The gift was hailed by Gov. Arnold Schwarzenegger and University of California officials who said it could lead to new treatments for people who have spinal cord injuries, diabetes, Alzheimer's disease, Parkinson's disease and other debilitating conditions.
"This revolutionary science has the potential not only to improve the human condition, but it can also improve our California economy, which of course is very important right now," the governor told hundreds of people at a ceremony announcing the donation.
Eli Broad, who made fortunes in home construction and insurance, said the donation from the Eli and Edythe Broad Foundation was designed to accelerate research in an area that could lead to major medical breakthroughs.
"Our hope is this: that the work being done by the many talented scientists and researchers at this university and elsewhere will help improve the lives of millions of people around the world," he said.
The Broad Foundation earlier gave $30 million to USC and $20 million to UCLA to boost stem cell research there.

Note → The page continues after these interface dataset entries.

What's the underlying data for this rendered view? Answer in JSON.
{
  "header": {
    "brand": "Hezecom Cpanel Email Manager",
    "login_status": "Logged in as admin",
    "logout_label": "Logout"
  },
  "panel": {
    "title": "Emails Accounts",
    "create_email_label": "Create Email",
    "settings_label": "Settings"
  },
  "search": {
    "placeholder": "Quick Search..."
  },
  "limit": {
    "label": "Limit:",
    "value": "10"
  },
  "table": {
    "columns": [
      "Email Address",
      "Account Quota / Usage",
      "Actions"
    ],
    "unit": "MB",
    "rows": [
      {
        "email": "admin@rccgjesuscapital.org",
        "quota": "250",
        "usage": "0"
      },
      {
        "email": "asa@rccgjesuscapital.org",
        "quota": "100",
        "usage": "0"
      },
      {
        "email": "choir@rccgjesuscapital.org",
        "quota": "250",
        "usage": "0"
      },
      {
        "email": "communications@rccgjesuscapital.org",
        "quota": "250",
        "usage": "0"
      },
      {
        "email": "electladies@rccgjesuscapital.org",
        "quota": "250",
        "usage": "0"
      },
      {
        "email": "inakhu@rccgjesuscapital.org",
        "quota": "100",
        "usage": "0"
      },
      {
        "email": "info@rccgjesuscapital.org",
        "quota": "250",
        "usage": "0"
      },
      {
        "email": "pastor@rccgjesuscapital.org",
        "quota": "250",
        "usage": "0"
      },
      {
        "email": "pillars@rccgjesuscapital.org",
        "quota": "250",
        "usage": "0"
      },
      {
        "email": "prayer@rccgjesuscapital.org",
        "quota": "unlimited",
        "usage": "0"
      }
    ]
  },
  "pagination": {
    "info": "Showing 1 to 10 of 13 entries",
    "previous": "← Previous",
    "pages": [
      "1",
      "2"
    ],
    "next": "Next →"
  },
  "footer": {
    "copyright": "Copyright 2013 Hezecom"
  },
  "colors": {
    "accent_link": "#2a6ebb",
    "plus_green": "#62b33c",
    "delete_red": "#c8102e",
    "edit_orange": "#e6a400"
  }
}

UC San Francisco has been in the forefront of the field since 1981 when UC San Francisco developmental biologist Gail Martin co-discovered embryonic stem cells in mice and came up with the term "embryonic stem cell." The campus subsequently developed two human embryonic stem cell lines that have been distributed to more than 70 laboratories around the world.
"We like to invest in people who are the best," Broad said, "and the best are right here at UCSF."
Many scientists believe that human embryonic stem cells, which can develop into any of the 200 cell types in the human body, hold great promise. But opponents argue that using such cells destroys human life because they are derived from human embryos created during in vitro fertilization.
Siding with opponents, the Bush administration sharply limited federal funding for stem cell research, a restriction that President-elect Barack Obama has said he will lift.
In 2004, with the governor's backing, California voters approved Proposition 71, which provides $3 billion for stem cell research and is helping the state become an international leader in the discipline.
But at UC San Francisco, like at other U.S. research facilities, federal restrictions have meant that scientists have had to segregate their research according to how it was funded, leading to unnecessary duplication, they say. It also has meant that researchers have been scattered across the campus, and in some cases, based off campus.
In one incident, two new stem cell lines developed by a UC San Francisco researcher were destroyed during a Bay Area power outage because her off-site laboratory lacked a backup power supply, unlike the campus.
Schwarzenegger, whose father-in-law, Sargent Shriver, has Alzheimer's disease, has long backed expanding stem cell research. The governor opposed President Bush's restrictions on research.
"It's a waste of money and very soon this is going to change," he said to cheers from the UC San Francisco audience. "And I am very much looking forward to that also."
The new UC San Francisco facility, expected to cost $123 million, will bring the stem cell researchers together in one building where they can communicate easily with one another and can more quickly reach patient wards for clinical trials.
Broad said his foundation has focused on providing funds to stem cell research because it offers one of the best opportunities to improve life for humankind. It also holds great promise for California's economic revival, he said.
"I think it's a great opportunity for this state," he said. "We are bringing people here from throughout the world, whether it's to UCLA, USC or UCSF. It's going to do great things for this state's economy. We are ahead of any other state in America and it's only the beginning."
Broad said that his foundation's investments have not suffered as much as other charitable foundations and that it would continue to meet its commitments.
"I never thought I would say something like this, but we are blessed to be down less than 20%," he said. "So, we are going to keep on doing what we're doing and we'll look for better times."